Though his lifelong base was Paris, Armand Petitjean was always most comfortable in wild nature, especially the hills and mountains which reflected his sparse style, always tending towards the abstract. His artistic career began as a lithographic apprentice, and at the age of just seventeen he won the Gustave Doré prize for one of his woodcut book illustrations.
Five years later, in 1933, he decided to give up the city and printmaking to become a painter. It was the start of a personal and artistic journey that took him from Béarn in the Pyrenees, to Provence, and finally back to Paris. While living and painting in the mountains he became close, possibly intimate, friends with the mountaineering pioneer Robert Ollivier; they lived together for a while in 1938 and Armand painted a series of gaunt landscapes of abandoned mountain villages.
After the Nazi invasion of France in June 1940, together with thousands of other ‘dangerous radicals’, Petitjean was detained in the Stalag 150 prison camp at Sens for several months, where he met and made friends with the writer André Malraux; the experience marked him deeply and opened up new artistic horizons.
Receiving a prize for young painters in 1946, he took part in the Salon de Mai, the Salon d’Automne, Comparaisons, and from 1966 the Réalités Nouvelles, an exhibiting society devoted to pure abstract art. Little by little he abandoned figurative compositions to engage in abstract expressionism.
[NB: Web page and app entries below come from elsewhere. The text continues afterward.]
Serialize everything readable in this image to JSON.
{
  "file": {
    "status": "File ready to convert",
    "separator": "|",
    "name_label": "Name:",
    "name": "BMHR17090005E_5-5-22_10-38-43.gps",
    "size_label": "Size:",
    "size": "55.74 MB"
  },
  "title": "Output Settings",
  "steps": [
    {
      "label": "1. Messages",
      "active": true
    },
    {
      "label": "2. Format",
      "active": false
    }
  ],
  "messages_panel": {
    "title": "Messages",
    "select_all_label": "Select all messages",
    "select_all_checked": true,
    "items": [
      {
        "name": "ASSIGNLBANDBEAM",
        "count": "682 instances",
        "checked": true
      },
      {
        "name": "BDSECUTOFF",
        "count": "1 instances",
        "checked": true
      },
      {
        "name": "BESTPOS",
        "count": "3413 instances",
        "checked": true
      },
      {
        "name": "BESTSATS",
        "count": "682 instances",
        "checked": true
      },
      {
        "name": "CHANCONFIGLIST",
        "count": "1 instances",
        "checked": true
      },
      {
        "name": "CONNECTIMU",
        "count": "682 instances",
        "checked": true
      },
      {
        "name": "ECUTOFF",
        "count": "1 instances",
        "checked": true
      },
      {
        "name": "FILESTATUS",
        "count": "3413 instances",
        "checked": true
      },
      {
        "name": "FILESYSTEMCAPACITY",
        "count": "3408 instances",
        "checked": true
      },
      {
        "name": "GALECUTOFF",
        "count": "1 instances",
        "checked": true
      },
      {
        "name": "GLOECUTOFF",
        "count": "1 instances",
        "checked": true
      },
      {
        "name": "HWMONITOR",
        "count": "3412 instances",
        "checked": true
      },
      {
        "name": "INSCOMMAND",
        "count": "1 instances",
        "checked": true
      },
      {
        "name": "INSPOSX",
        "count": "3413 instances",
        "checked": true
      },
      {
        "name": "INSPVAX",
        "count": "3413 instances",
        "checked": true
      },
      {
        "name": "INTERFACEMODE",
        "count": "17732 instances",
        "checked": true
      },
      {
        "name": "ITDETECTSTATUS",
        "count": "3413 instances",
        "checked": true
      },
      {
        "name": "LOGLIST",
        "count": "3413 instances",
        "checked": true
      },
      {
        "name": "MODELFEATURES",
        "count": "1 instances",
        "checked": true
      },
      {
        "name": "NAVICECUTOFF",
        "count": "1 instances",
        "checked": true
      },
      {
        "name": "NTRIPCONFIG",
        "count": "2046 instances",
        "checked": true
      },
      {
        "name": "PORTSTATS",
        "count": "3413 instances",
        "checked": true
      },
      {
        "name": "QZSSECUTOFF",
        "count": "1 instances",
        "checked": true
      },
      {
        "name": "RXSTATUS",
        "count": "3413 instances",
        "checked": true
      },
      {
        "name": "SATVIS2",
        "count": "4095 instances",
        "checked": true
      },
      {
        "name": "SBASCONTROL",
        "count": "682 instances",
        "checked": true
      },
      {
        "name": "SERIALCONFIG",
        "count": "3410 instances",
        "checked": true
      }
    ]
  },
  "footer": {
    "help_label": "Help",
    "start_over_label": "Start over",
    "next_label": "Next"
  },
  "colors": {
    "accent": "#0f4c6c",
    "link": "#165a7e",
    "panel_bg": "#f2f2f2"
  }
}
In the 1960s Petitjean was one of a group of painters surrounding the Hungarian philosopher, poet, historian and critic Imre Pan. A 1970 critique of Petitjean’s work tells that ‘He is one of those artists who have succeeded in conquering lightness and transparency’.